Exercise brief
The reply should hold every record, copied exactly, and none of the pictures.
━━ Listed entries ━━
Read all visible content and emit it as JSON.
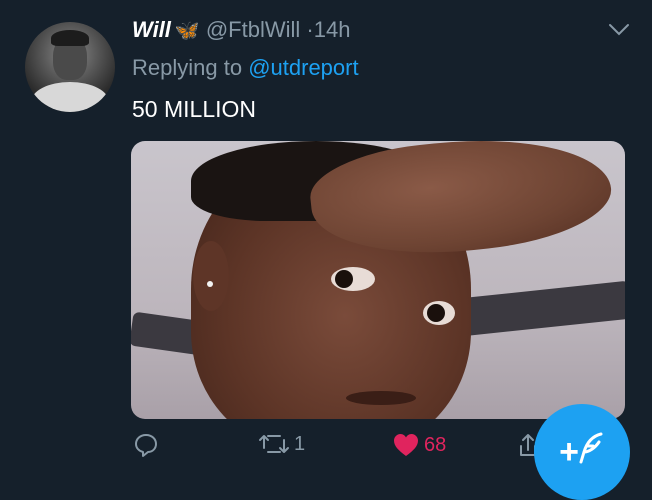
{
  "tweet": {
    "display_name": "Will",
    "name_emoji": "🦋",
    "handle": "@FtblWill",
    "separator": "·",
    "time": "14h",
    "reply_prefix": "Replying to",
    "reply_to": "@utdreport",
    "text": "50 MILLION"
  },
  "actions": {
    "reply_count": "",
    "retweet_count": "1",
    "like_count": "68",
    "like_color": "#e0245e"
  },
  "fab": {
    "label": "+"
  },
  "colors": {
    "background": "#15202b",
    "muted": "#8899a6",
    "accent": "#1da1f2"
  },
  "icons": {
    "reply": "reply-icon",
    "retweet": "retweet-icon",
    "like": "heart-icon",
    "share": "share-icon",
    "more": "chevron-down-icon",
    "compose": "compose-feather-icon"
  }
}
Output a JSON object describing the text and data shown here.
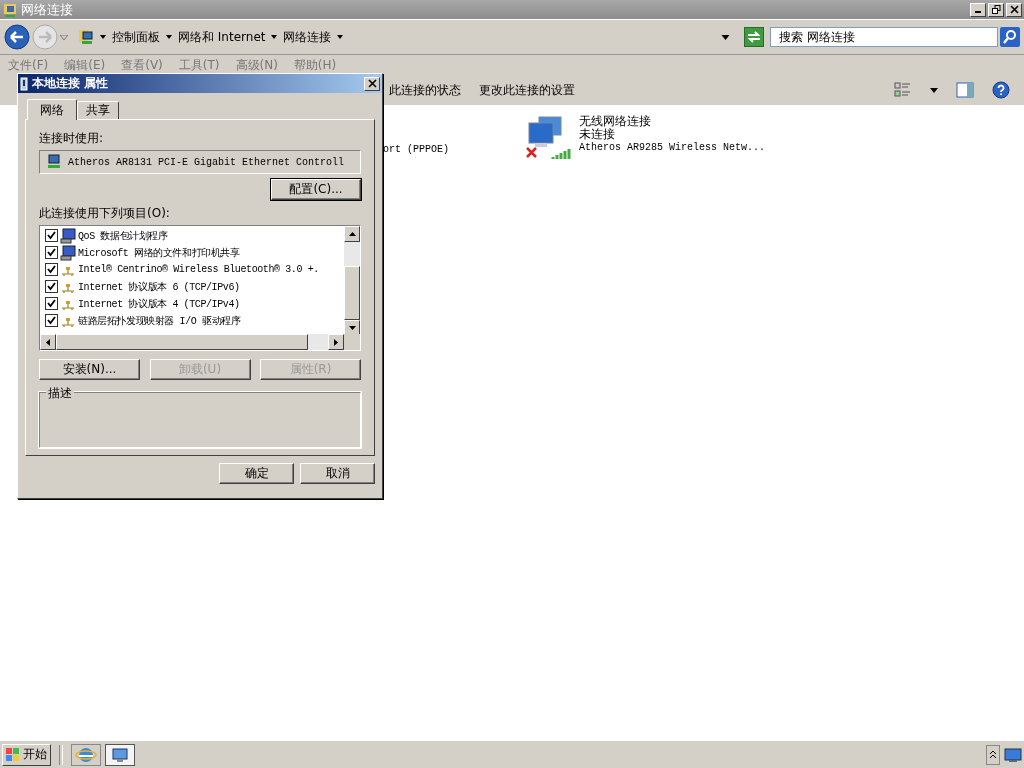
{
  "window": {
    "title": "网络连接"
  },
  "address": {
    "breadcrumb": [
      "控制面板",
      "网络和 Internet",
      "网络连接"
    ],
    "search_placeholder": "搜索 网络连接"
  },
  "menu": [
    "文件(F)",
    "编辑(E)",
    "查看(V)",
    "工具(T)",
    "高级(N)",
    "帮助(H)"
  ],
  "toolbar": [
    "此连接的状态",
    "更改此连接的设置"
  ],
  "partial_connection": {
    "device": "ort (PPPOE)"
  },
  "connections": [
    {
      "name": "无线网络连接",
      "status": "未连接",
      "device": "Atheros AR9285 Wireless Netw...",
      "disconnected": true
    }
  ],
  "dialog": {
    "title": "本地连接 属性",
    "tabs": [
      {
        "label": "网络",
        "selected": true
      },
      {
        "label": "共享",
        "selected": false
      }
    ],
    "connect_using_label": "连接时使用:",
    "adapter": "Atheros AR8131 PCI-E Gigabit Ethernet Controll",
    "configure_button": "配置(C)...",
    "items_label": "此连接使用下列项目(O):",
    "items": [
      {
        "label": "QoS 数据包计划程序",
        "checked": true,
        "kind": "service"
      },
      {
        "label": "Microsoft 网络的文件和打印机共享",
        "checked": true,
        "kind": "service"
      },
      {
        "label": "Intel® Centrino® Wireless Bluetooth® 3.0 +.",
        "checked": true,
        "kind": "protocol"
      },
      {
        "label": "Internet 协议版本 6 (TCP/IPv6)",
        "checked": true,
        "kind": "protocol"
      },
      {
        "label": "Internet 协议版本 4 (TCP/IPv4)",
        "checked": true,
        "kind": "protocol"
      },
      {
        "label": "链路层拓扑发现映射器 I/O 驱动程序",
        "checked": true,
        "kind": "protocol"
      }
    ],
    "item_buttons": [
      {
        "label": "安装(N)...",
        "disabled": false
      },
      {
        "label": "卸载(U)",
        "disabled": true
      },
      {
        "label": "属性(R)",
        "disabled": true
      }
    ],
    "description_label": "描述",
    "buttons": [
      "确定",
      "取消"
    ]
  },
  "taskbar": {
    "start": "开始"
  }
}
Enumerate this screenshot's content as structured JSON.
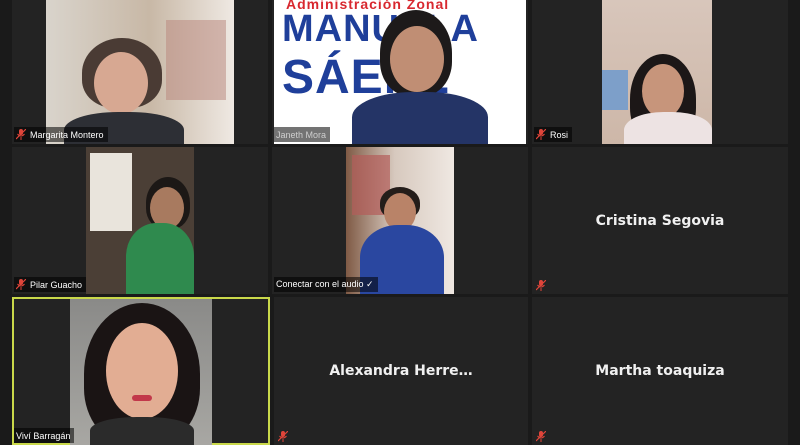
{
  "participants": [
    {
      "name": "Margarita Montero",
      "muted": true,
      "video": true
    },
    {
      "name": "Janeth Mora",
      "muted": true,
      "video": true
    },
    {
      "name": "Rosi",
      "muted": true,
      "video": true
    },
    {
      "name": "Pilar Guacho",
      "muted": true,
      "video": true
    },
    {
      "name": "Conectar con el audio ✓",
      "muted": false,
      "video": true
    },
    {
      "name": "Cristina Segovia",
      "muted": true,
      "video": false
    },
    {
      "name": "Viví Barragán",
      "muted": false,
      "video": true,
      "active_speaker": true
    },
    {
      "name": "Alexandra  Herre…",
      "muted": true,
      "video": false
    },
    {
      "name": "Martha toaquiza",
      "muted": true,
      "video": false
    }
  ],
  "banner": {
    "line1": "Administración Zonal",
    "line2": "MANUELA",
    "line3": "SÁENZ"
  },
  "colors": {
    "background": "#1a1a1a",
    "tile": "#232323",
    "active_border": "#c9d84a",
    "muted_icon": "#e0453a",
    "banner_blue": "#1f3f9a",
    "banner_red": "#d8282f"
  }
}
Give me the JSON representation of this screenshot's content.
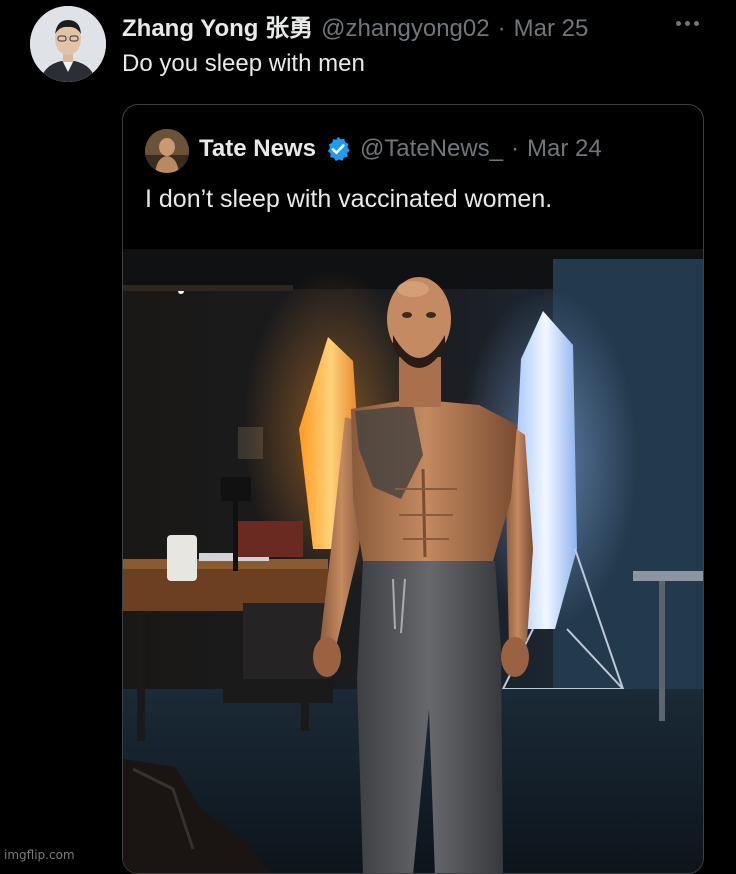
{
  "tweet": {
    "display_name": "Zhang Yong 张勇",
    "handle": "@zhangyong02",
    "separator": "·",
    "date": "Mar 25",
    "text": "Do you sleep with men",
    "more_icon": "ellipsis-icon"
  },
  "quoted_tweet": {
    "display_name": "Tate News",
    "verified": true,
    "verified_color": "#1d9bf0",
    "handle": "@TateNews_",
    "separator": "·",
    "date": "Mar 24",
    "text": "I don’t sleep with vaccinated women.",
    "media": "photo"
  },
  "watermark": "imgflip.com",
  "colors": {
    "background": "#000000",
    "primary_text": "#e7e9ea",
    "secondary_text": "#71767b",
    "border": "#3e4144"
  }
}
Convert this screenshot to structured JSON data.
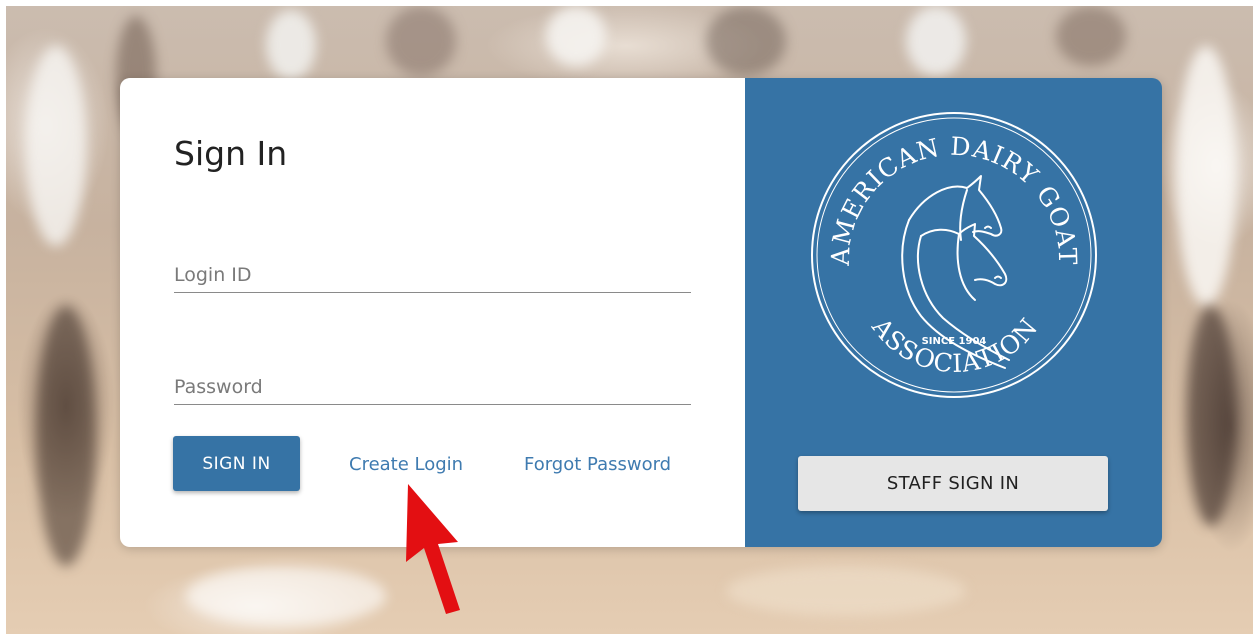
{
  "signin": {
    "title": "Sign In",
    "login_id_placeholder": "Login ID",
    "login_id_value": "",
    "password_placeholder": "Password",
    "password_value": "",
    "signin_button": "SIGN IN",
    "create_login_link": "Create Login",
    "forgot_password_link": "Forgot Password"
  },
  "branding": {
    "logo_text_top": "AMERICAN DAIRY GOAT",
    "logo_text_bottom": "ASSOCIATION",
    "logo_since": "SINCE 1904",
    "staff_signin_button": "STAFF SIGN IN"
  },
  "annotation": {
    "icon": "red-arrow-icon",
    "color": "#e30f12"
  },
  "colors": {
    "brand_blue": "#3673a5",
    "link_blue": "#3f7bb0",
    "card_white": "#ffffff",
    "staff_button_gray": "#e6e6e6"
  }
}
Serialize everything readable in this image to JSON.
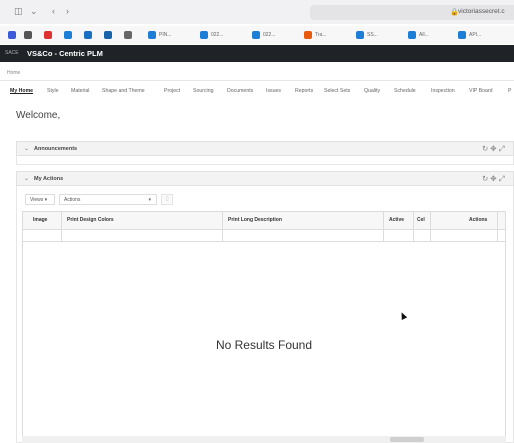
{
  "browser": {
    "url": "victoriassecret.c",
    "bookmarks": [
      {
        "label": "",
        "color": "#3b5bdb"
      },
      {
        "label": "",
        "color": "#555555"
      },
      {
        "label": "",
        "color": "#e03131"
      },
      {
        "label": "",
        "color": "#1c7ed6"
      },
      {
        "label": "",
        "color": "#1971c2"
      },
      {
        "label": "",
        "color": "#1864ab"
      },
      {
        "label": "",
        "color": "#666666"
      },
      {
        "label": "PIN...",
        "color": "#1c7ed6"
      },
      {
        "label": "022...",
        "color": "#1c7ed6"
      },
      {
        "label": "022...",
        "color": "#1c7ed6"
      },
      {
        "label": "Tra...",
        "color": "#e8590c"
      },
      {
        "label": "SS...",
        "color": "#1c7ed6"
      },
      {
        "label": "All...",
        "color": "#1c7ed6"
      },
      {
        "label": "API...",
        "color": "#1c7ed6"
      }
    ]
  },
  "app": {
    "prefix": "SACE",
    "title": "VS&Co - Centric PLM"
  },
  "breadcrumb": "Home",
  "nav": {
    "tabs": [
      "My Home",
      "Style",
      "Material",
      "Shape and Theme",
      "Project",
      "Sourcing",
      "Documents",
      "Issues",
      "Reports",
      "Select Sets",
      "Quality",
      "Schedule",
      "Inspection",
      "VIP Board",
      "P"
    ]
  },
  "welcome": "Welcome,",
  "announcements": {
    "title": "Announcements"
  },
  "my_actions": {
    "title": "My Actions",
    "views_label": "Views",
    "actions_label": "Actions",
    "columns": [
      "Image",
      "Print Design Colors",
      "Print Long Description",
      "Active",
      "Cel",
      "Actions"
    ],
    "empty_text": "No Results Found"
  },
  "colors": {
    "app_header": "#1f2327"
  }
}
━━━
Output for this exercise
Read all visible content and emit it as JSON.
{
  "tweet": {
    "display_name": "Will",
    "name_emoji": "🦋",
    "handle": "@FtblWill",
    "separator": "·",
    "time": "14h",
    "reply_prefix": "Replying to",
    "reply_to": "@utdreport",
    "text": "50 MILLION"
  },
  "actions": {
    "reply_count": "",
    "retweet_count": "1",
    "like_count": "68",
    "like_color": "#e0245e"
  },
  "fab": {
    "label": "+"
  },
  "colors": {
    "background": "#15202b",
    "muted": "#8899a6",
    "accent": "#1da1f2"
  },
  "icons": {
    "reply": "reply-icon",
    "retweet": "retweet-icon",
    "like": "heart-icon",
    "share": "share-icon",
    "more": "chevron-down-icon",
    "compose": "compose-feather-icon"
  }
}
Output a JSON object describing the text and data shown here.
{
  "window": {
    "title": "网络连接"
  },
  "address": {
    "breadcrumb": [
      "控制面板",
      "网络和 Internet",
      "网络连接"
    ],
    "search_placeholder": "搜索 网络连接"
  },
  "menu": [
    "文件(F)",
    "编辑(E)",
    "查看(V)",
    "工具(T)",
    "高级(N)",
    "帮助(H)"
  ],
  "toolbar": [
    "此连接的状态",
    "更改此连接的设置"
  ],
  "partial_connection": {
    "device": "ort (PPPOE)"
  },
  "connections": [
    {
      "name": "无线网络连接",
      "status": "未连接",
      "device": "Atheros AR9285 Wireless Netw...",
      "disconnected": true
    }
  ],
  "dialog": {
    "title": "本地连接 属性",
    "tabs": [
      {
        "label": "网络",
        "selected": true
      },
      {
        "label": "共享",
        "selected": false
      }
    ],
    "connect_using_label": "连接时使用:",
    "adapter": "Atheros AR8131 PCI-E Gigabit Ethernet Controll",
    "configure_button": "配置(C)...",
    "items_label": "此连接使用下列项目(O):",
    "items": [
      {
        "label": "QoS 数据包计划程序",
        "checked": true,
        "kind": "service"
      },
      {
        "label": "Microsoft 网络的文件和打印机共享",
        "checked": true,
        "kind": "service"
      },
      {
        "label": "Intel® Centrino® Wireless Bluetooth® 3.0 +.",
        "checked": true,
        "kind": "protocol"
      },
      {
        "label": "Internet 协议版本 6 (TCP/IPv6)",
        "checked": true,
        "kind": "protocol"
      },
      {
        "label": "Internet 协议版本 4 (TCP/IPv4)",
        "checked": true,
        "kind": "protocol"
      },
      {
        "label": "链路层拓扑发现映射器 I/O 驱动程序",
        "checked": true,
        "kind": "protocol"
      }
    ],
    "item_buttons": [
      {
        "label": "安装(N)...",
        "disabled": false
      },
      {
        "label": "卸载(U)",
        "disabled": true
      },
      {
        "label": "属性(R)",
        "disabled": true
      }
    ],
    "description_label": "描述",
    "buttons": [
      "确定",
      "取消"
    ]
  },
  "taskbar": {
    "start": "开始"
  }
}
Enumerate this screenshot's content as structured JSON.
{
  "participants": [
    {
      "name": "Margarita Montero",
      "muted": true,
      "video": true
    },
    {
      "name": "Janeth Mora",
      "muted": true,
      "video": true
    },
    {
      "name": "Rosi",
      "muted": true,
      "video": true
    },
    {
      "name": "Pilar Guacho",
      "muted": true,
      "video": true
    },
    {
      "name": "Conectar con el audio ✓",
      "muted": false,
      "video": true
    },
    {
      "name": "Cristina Segovia",
      "muted": true,
      "video": false
    },
    {
      "name": "Viví Barragán",
      "muted": false,
      "video": true,
      "active_speaker": true
    },
    {
      "name": "Alexandra  Herre…",
      "muted": true,
      "video": false
    },
    {
      "name": "Martha toaquiza",
      "muted": true,
      "video": false
    }
  ],
  "banner": {
    "line1": "Administración Zonal",
    "line2": "MANUELA",
    "line3": "SÁENZ"
  },
  "colors": {
    "background": "#1a1a1a",
    "tile": "#232323",
    "active_border": "#c9d84a",
    "muted_icon": "#e0453a",
    "banner_blue": "#1f3f9a",
    "banner_red": "#d8282f"
  }
}
Give me the JSON representation of this screenshot's content.
{
  "tweet": {
    "display_name": "Zhang Yong 张勇",
    "handle": "@zhangyong02",
    "separator": "·",
    "date": "Mar 25",
    "text": "Do you sleep with men",
    "more_icon": "ellipsis-icon"
  },
  "quoted_tweet": {
    "display_name": "Tate News",
    "verified": true,
    "verified_color": "#1d9bf0",
    "handle": "@TateNews_",
    "separator": "·",
    "date": "Mar 24",
    "text": "I don’t sleep with vaccinated women.",
    "media": "photo"
  },
  "watermark": "imgflip.com",
  "colors": {
    "background": "#000000",
    "primary_text": "#e7e9ea",
    "secondary_text": "#71767b",
    "border": "#3e4144"
  }
}
Convert this screenshot to structured JSON data.
{
  "signin": {
    "title": "Sign In",
    "login_id_placeholder": "Login ID",
    "login_id_value": "",
    "password_placeholder": "Password",
    "password_value": "",
    "signin_button": "SIGN IN",
    "create_login_link": "Create Login",
    "forgot_password_link": "Forgot Password"
  },
  "branding": {
    "logo_text_top": "AMERICAN DAIRY GOAT",
    "logo_text_bottom": "ASSOCIATION",
    "logo_since": "SINCE 1904",
    "staff_signin_button": "STAFF SIGN IN"
  },
  "annotation": {
    "icon": "red-arrow-icon",
    "color": "#e30f12"
  },
  "colors": {
    "brand_blue": "#3673a5",
    "link_blue": "#3f7bb0",
    "card_white": "#ffffff",
    "staff_button_gray": "#e6e6e6"
  }
}
Serialize everything readable in this image to JSON.
{
  "browser": {
    "url": "victoriassecret.c",
    "bookmarks": [
      {
        "label": "",
        "color": "#3b5bdb"
      },
      {
        "label": "",
        "color": "#555555"
      },
      {
        "label": "",
        "color": "#e03131"
      },
      {
        "label": "",
        "color": "#1c7ed6"
      },
      {
        "label": "",
        "color": "#1971c2"
      },
      {
        "label": "",
        "color": "#1864ab"
      },
      {
        "label": "",
        "color": "#666666"
      },
      {
        "label": "PIN...",
        "color": "#1c7ed6"
      },
      {
        "label": "022...",
        "color": "#1c7ed6"
      },
      {
        "label": "022...",
        "color": "#1c7ed6"
      },
      {
        "label": "Tra...",
        "color": "#e8590c"
      },
      {
        "label": "SS...",
        "color": "#1c7ed6"
      },
      {
        "label": "All...",
        "color": "#1c7ed6"
      },
      {
        "label": "API...",
        "color": "#1c7ed6"
      }
    ]
  },
  "app": {
    "prefix": "SACE",
    "title": "VS&Co - Centric PLM"
  },
  "breadcrumb": "Home",
  "nav": {
    "tabs": [
      "My Home",
      "Style",
      "Material",
      "Shape and Theme",
      "Project",
      "Sourcing",
      "Documents",
      "Issues",
      "Reports",
      "Select Sets",
      "Quality",
      "Schedule",
      "Inspection",
      "VIP Board",
      "P"
    ]
  },
  "welcome": "Welcome,",
  "announcements": {
    "title": "Announcements"
  },
  "my_actions": {
    "title": "My Actions",
    "views_label": "Views",
    "actions_label": "Actions",
    "columns": [
      "Image",
      "Print Design Colors",
      "Print Long Description",
      "Active",
      "Cel",
      "Actions"
    ],
    "empty_text": "No Results Found"
  },
  "colors": {
    "app_header": "#1f2327"
  }
}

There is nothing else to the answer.